It’s all about media [Archives:2006/1008/Viewpoint]
The media scene in Yemen is quite active these days. There are workshops, seminars, meetings and informal gatherings to discuss the problems facing journalists and to find solutions, especially for press freedom and professional training. But it is sad to know this is, yet again, just another passing phase of alert and vigor. Perhaps the most crucial problem we face, and which is hardly discussed, is the lack of consistency whether among journalists themselves or that of concerned authorities. The recent judiciary sentences against the three Yemeni newspapers involved in the Danish cartoons fiasco prove the later point clearly. One sentence forbade the editor from writing for one month, with a suspended four-month jail sentences.

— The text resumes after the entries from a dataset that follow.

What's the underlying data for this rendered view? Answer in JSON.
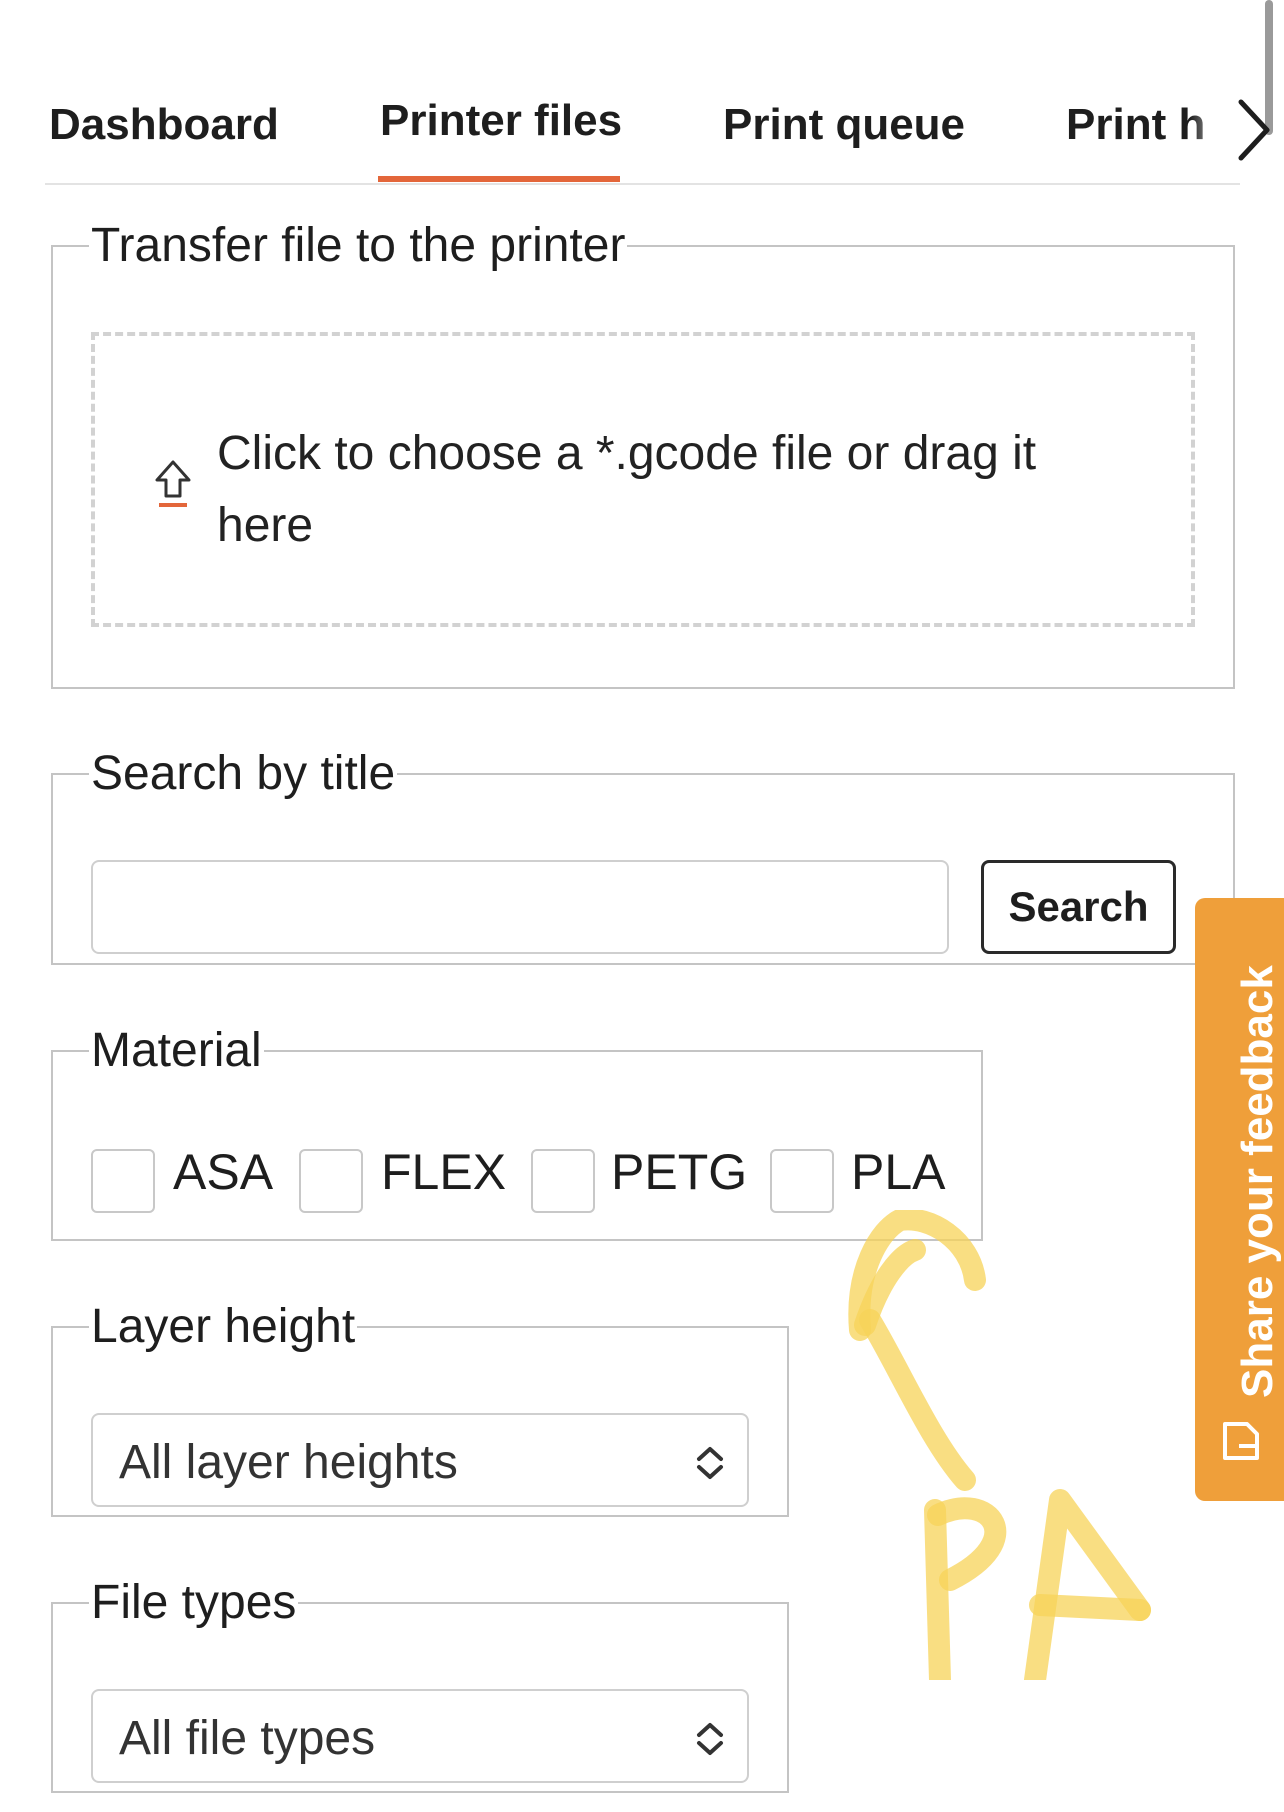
{
  "tabs": [
    {
      "label": "Dashboard",
      "active": false
    },
    {
      "label": "Printer files",
      "active": true
    },
    {
      "label": "Print queue",
      "active": false
    },
    {
      "label": "Print h",
      "active": false
    }
  ],
  "accent_color": "#e3663a",
  "transfer": {
    "legend": "Transfer file to the printer",
    "dropzone_text": "Click to choose a *.gcode file or drag it here",
    "icon": "upload-icon"
  },
  "search": {
    "legend": "Search by title",
    "value": "",
    "placeholder": "",
    "button_label": "Search"
  },
  "material": {
    "legend": "Material",
    "options": [
      {
        "label": "ASA",
        "checked": false
      },
      {
        "label": "FLEX",
        "checked": false
      },
      {
        "label": "PETG",
        "checked": false
      },
      {
        "label": "PLA",
        "checked": false
      }
    ]
  },
  "layer_height": {
    "legend": "Layer height",
    "selected": "All layer heights"
  },
  "file_types": {
    "legend": "File types",
    "selected": "All file types"
  },
  "feedback": {
    "label": "Share your feedback",
    "color": "#ef9f3a",
    "icon": "feedback-icon"
  },
  "annotation": {
    "text": "PA",
    "color": "#f7d358"
  }
}
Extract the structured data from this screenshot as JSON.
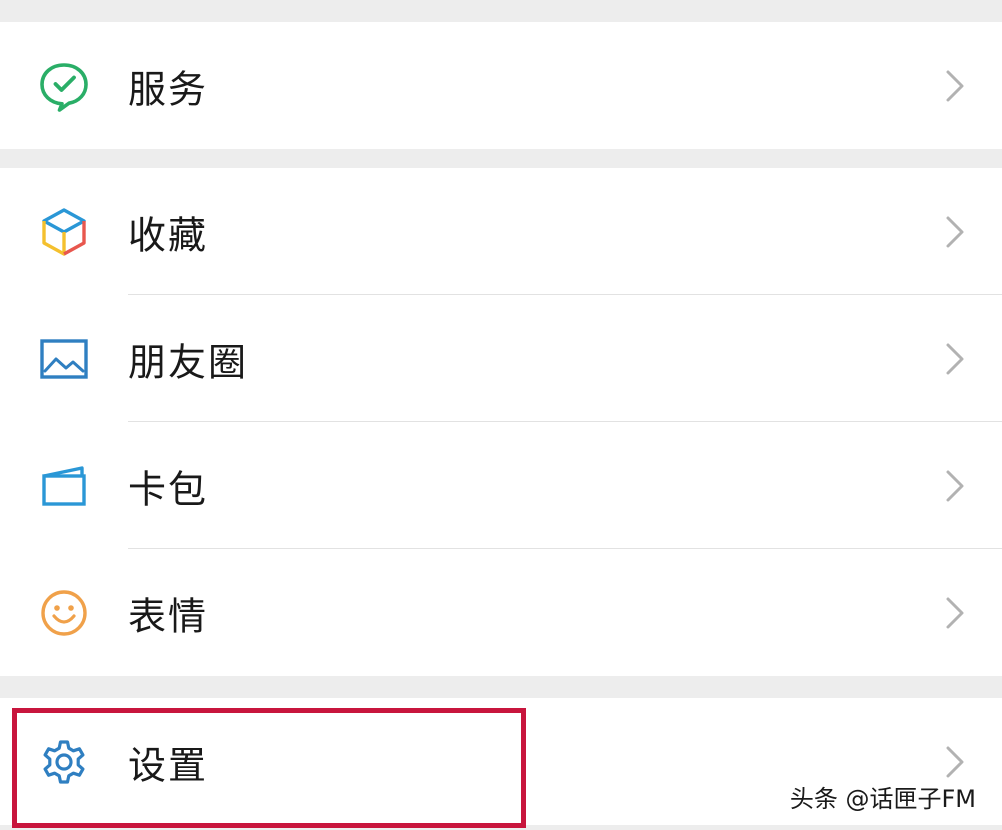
{
  "groups": [
    {
      "items": [
        {
          "label": "服务",
          "icon": "service-check-icon"
        }
      ]
    },
    {
      "items": [
        {
          "label": "收藏",
          "icon": "favorites-cube-icon"
        },
        {
          "label": "朋友圈",
          "icon": "moments-image-icon"
        },
        {
          "label": "卡包",
          "icon": "card-wallet-icon"
        },
        {
          "label": "表情",
          "icon": "sticker-smile-icon"
        }
      ]
    },
    {
      "items": [
        {
          "label": "设置",
          "icon": "settings-gear-icon"
        }
      ]
    }
  ],
  "chevron_icon": "chevron-right-icon",
  "highlight": {
    "target": "设置",
    "color": "#c8153d"
  },
  "watermark": "头条 @话匣子FM",
  "colors": {
    "background": "#ededed",
    "row": "#ffffff",
    "service_green": "#2aae67",
    "moments_blue": "#2f7fc1",
    "card_blue": "#2a97d6",
    "sticker_orange": "#f0a14a",
    "settings_blue": "#2f7fc1"
  }
}
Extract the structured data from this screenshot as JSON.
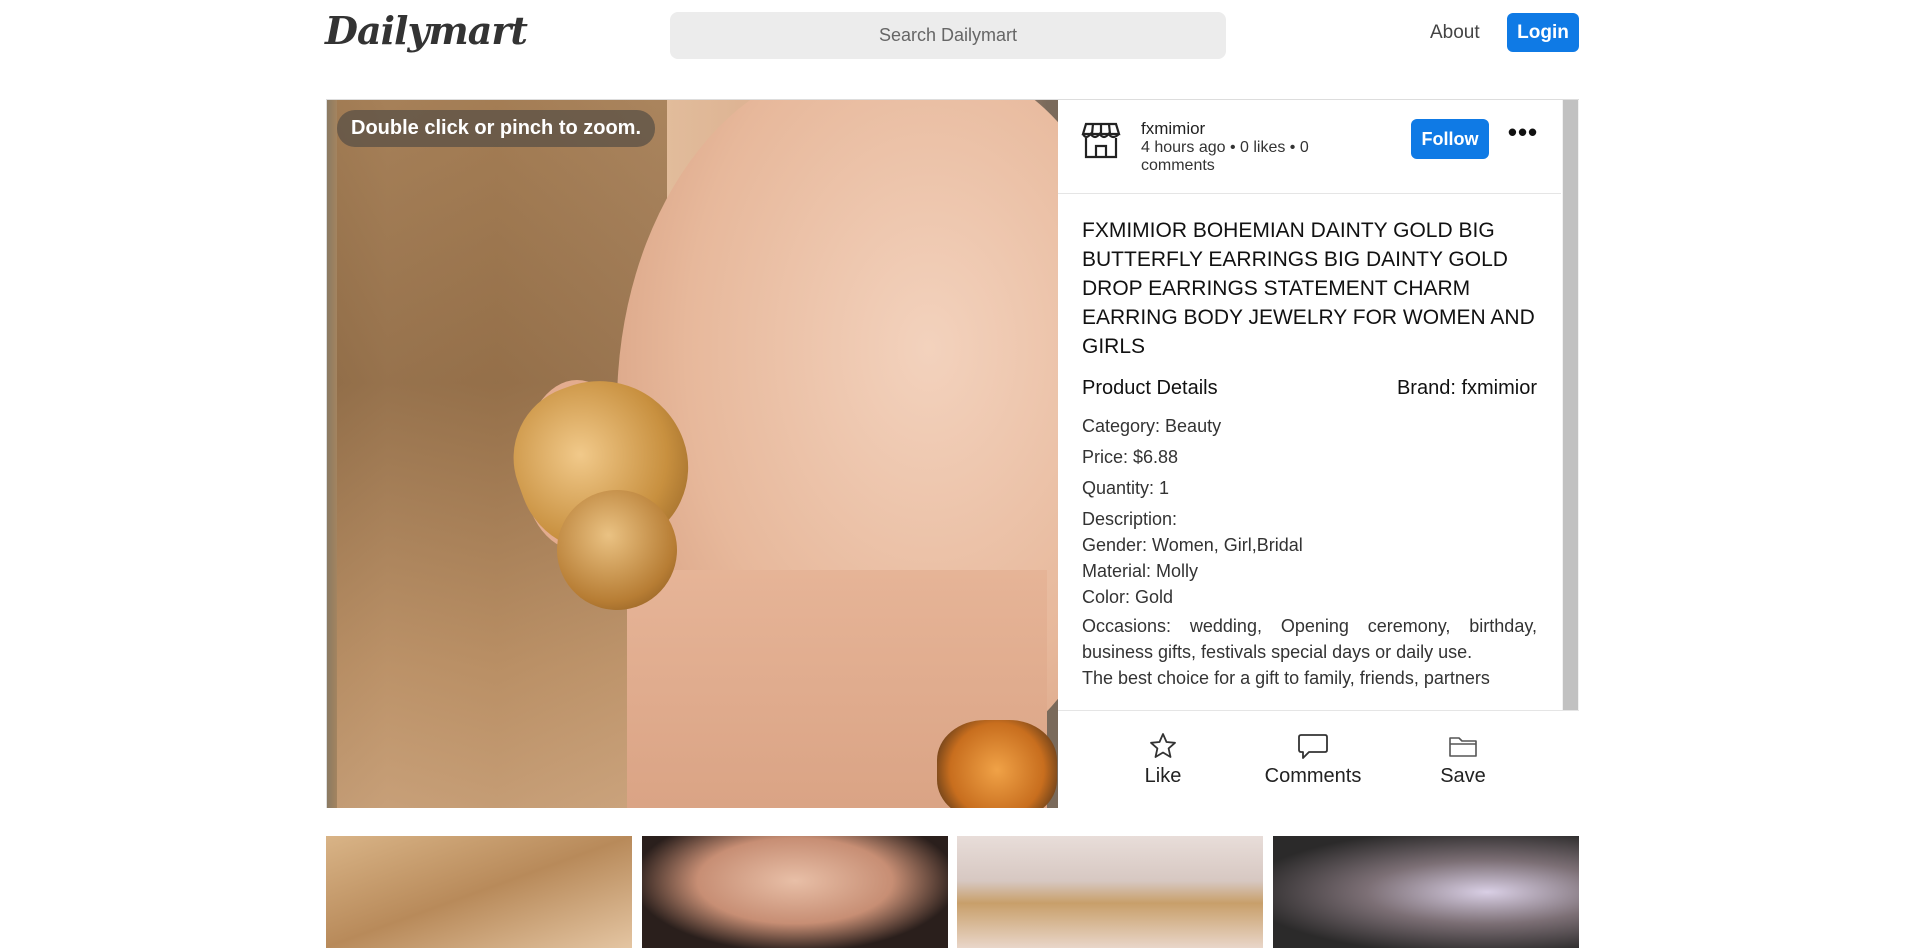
{
  "header": {
    "logo": "Dailymart",
    "search_placeholder": "Search Dailymart",
    "about": "About",
    "login": "Login"
  },
  "product": {
    "zoom_hint": "Double click or pinch to zoom.",
    "poster": {
      "name": "fxmimior",
      "meta": "4 hours ago • 0 likes • 0 comments",
      "follow": "Follow",
      "more": "•••"
    },
    "title": "FXMIMIOR BOHEMIAN DAINTY GOLD BIG BUTTERFLY EARRINGS BIG DAINTY GOLD DROP EARRINGS STATEMENT CHARM EARRING BODY JEWELRY FOR WOMEN AND GIRLS",
    "details_label": "Product Details",
    "brand": "Brand: fxmimior",
    "category": "Category: Beauty",
    "price": "Price: $6.88",
    "quantity": "Quantity: 1",
    "description_label": "Description:",
    "gender": "Gender: Women, Girl,Bridal",
    "material": "Material: Molly",
    "color": "Color: Gold",
    "occasions": "Occasions: wedding, Opening ceremony, birthday, business gifts, festivals special days or daily use.",
    "best_choice": "The best choice for a gift to family, friends, partners"
  },
  "actions": {
    "like": "Like",
    "comments": "Comments",
    "save": "Save"
  }
}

A second editor was given one year in jail and the paper was closed for six months. And the third newspaper was fined YR 500,000.
The point here is not whether or not there should be such cases, it is about the way the legal system operates in Yemen. The judiciary system is incoherent and without standards. It worries me that we are not sure how the system will react towards media acts they consider a breach of the norm, which is again another question. What is considered professional reporting and what is considered abuse of media freedom?
The other side of the inconsistency is of the people working in Yemeni media. Many journalists and media establishments do not have a clear mission or strategic vision. For example, many political party newspapers prioritise the party's attitudes and perceptions towards professional journalism. The heads of the political parties think their priorities are above fundamental human rights. This point was brought to discussion when the political parties did not live up to their bragged enthusiasm about supporting female candidate in the elections. The argument then was that it was more beneficial for certain political parties to nominate a male candidate than to adhere to political minority rights or adequate representation.
Many newspapers lack vision and they do not learn from previous experiences – even their own. Every time the local media aggressively highlights an issue it becomes the momentary hot topic and then quickly fades away as though it never happened. The problem with Yemeni media is we don't know how to network and lobby for our causes. We don't know how to stick to our demands until they are met. The hype created about the media law, for instant, has quickly faded away. Then the abuse against journalists and violations of their rights has become less of a priority with the passage of time and only when someone is attacked or unjustly imprisoned do we remember to write and condemn the violations.
Yemeni media has so much potential and there is so much to achieve. But unfortunately we are not doing our country and our issues justice. When I was talking to a Lebanese taxi driver about Yemen's donation to two Lebanese villages in the south he said, “We hardly hear about your country, we don't know what you are doing and most of the time you are invisible in the Arab world. Your media is not doing a good job in publicising your country or promoting your deeds.”
That is true, we should start picking the pieces of our fragmented structure and prove ourselves worthy of the profession.